- [Task]
Repeat the data exactly. Pictures are not part of the copy.

--- START ---

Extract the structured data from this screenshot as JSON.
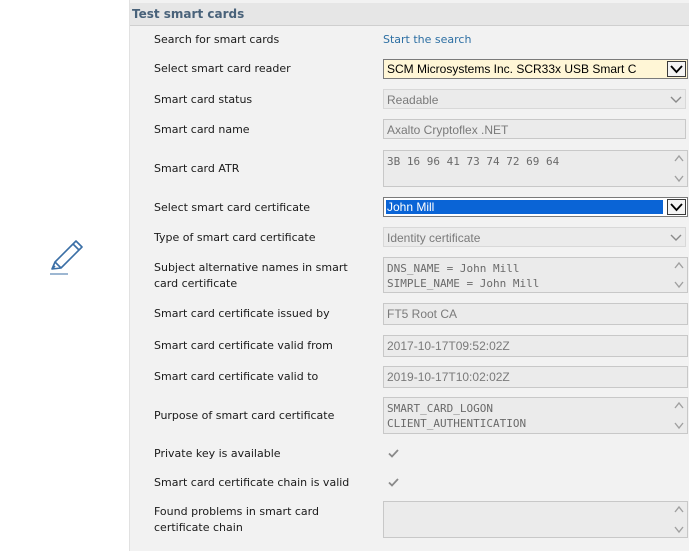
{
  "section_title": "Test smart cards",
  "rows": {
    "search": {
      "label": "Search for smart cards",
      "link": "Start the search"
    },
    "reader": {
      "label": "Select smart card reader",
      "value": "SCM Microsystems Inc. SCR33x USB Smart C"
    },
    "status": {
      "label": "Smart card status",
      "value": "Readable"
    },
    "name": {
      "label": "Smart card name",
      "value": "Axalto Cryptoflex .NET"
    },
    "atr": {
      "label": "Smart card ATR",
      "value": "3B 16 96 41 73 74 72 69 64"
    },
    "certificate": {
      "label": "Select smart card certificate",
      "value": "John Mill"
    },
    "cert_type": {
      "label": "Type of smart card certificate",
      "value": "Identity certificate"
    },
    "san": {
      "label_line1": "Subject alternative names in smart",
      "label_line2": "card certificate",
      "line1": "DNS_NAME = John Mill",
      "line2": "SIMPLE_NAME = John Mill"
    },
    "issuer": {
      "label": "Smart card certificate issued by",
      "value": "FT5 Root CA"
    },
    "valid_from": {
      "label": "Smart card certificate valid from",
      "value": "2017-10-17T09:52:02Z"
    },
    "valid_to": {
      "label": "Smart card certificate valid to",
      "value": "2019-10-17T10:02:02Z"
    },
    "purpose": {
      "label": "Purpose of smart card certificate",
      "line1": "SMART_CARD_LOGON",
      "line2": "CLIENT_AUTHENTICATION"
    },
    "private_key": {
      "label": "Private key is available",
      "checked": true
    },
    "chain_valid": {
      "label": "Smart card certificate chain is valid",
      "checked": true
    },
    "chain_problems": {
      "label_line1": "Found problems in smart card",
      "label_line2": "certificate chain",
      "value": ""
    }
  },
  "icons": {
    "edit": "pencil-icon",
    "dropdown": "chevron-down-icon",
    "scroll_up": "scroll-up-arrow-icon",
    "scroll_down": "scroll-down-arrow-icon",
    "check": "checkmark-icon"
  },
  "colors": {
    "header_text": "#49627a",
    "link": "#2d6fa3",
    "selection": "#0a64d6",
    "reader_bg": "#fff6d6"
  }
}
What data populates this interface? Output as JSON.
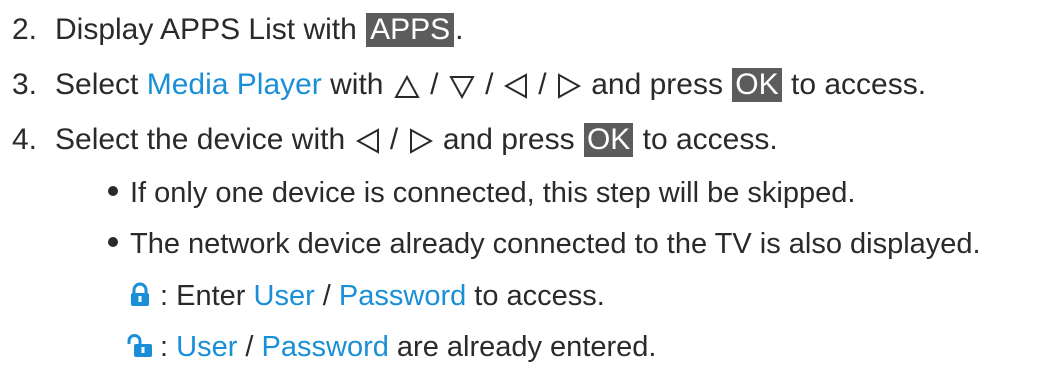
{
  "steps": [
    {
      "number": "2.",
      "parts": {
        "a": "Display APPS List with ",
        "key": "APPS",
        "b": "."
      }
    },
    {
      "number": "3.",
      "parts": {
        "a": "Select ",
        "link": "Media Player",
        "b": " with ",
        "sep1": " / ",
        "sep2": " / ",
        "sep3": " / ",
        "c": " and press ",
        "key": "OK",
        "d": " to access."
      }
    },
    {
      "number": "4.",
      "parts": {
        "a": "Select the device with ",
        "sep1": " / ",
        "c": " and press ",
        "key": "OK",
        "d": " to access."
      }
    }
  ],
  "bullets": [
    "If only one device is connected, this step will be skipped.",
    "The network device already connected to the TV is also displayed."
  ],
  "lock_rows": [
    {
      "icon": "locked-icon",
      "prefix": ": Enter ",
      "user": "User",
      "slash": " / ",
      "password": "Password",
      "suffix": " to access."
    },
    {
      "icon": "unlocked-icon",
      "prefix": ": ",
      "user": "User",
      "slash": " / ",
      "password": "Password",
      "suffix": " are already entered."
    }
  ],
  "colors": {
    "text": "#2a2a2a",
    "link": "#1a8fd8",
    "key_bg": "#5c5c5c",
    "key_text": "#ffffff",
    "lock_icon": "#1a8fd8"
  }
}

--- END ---

- [Written response]
Extract the structured data from this screenshot as JSON.
{
  "section_title": "Test smart cards",
  "rows": {
    "search": {
      "label": "Search for smart cards",
      "link": "Start the search"
    },
    "reader": {
      "label": "Select smart card reader",
      "value": "SCM Microsystems Inc. SCR33x USB Smart C"
    },
    "status": {
      "label": "Smart card status",
      "value": "Readable"
    },
    "name": {
      "label": "Smart card name",
      "value": "Axalto Cryptoflex .NET"
    },
    "atr": {
      "label": "Smart card ATR",
      "value": "3B 16 96 41 73 74 72 69 64"
    },
    "certificate": {
      "label": "Select smart card certificate",
      "value": "John Mill"
    },
    "cert_type": {
      "label": "Type of smart card certificate",
      "value": "Identity certificate"
    },
    "san": {
      "label_line1": "Subject alternative names in smart",
      "label_line2": "card certificate",
      "line1": "DNS_NAME = John Mill",
      "line2": "SIMPLE_NAME = John Mill"
    },
    "issuer": {
      "label": "Smart card certificate issued by",
      "value": "FT5 Root CA"
    },
    "valid_from": {
      "label": "Smart card certificate valid from",
      "value": "2017-10-17T09:52:02Z"
    },
    "valid_to": {
      "label": "Smart card certificate valid to",
      "value": "2019-10-17T10:02:02Z"
    },
    "purpose": {
      "label": "Purpose of smart card certificate",
      "line1": "SMART_CARD_LOGON",
      "line2": "CLIENT_AUTHENTICATION"
    },
    "private_key": {
      "label": "Private key is available",
      "checked": true
    },
    "chain_valid": {
      "label": "Smart card certificate chain is valid",
      "checked": true
    },
    "chain_problems": {
      "label_line1": "Found problems in smart card",
      "label_line2": "certificate chain",
      "value": ""
    }
  },
  "icons": {
    "edit": "pencil-icon",
    "dropdown": "chevron-down-icon",
    "scroll_up": "scroll-up-arrow-icon",
    "scroll_down": "scroll-down-arrow-icon",
    "check": "checkmark-icon"
  },
  "colors": {
    "header_text": "#49627a",
    "link": "#2d6fa3",
    "selection": "#0a64d6",
    "reader_bg": "#fff6d6"
  }
}
What data populates this interface? Output as JSON.
{
  "steps": [
    {
      "number": "2.",
      "parts": {
        "a": "Display APPS List with ",
        "key": "APPS",
        "b": "."
      }
    },
    {
      "number": "3.",
      "parts": {
        "a": "Select ",
        "link": "Media Player",
        "b": " with ",
        "sep1": " / ",
        "sep2": " / ",
        "sep3": " / ",
        "c": " and press ",
        "key": "OK",
        "d": " to access."
      }
    },
    {
      "number": "4.",
      "parts": {
        "a": "Select the device with ",
        "sep1": " / ",
        "c": " and press ",
        "key": "OK",
        "d": " to access."
      }
    }
  ],
  "bullets": [
    "If only one device is connected, this step will be skipped.",
    "The network device already connected to the TV is also displayed."
  ],
  "lock_rows": [
    {
      "icon": "locked-icon",
      "prefix": ": Enter ",
      "user": "User",
      "slash": " / ",
      "password": "Password",
      "suffix": " to access."
    },
    {
      "icon": "unlocked-icon",
      "prefix": ": ",
      "user": "User",
      "slash": " / ",
      "password": "Password",
      "suffix": " are already entered."
    }
  ],
  "colors": {
    "text": "#2a2a2a",
    "link": "#1a8fd8",
    "key_bg": "#5c5c5c",
    "key_text": "#ffffff",
    "lock_icon": "#1a8fd8"
  }
}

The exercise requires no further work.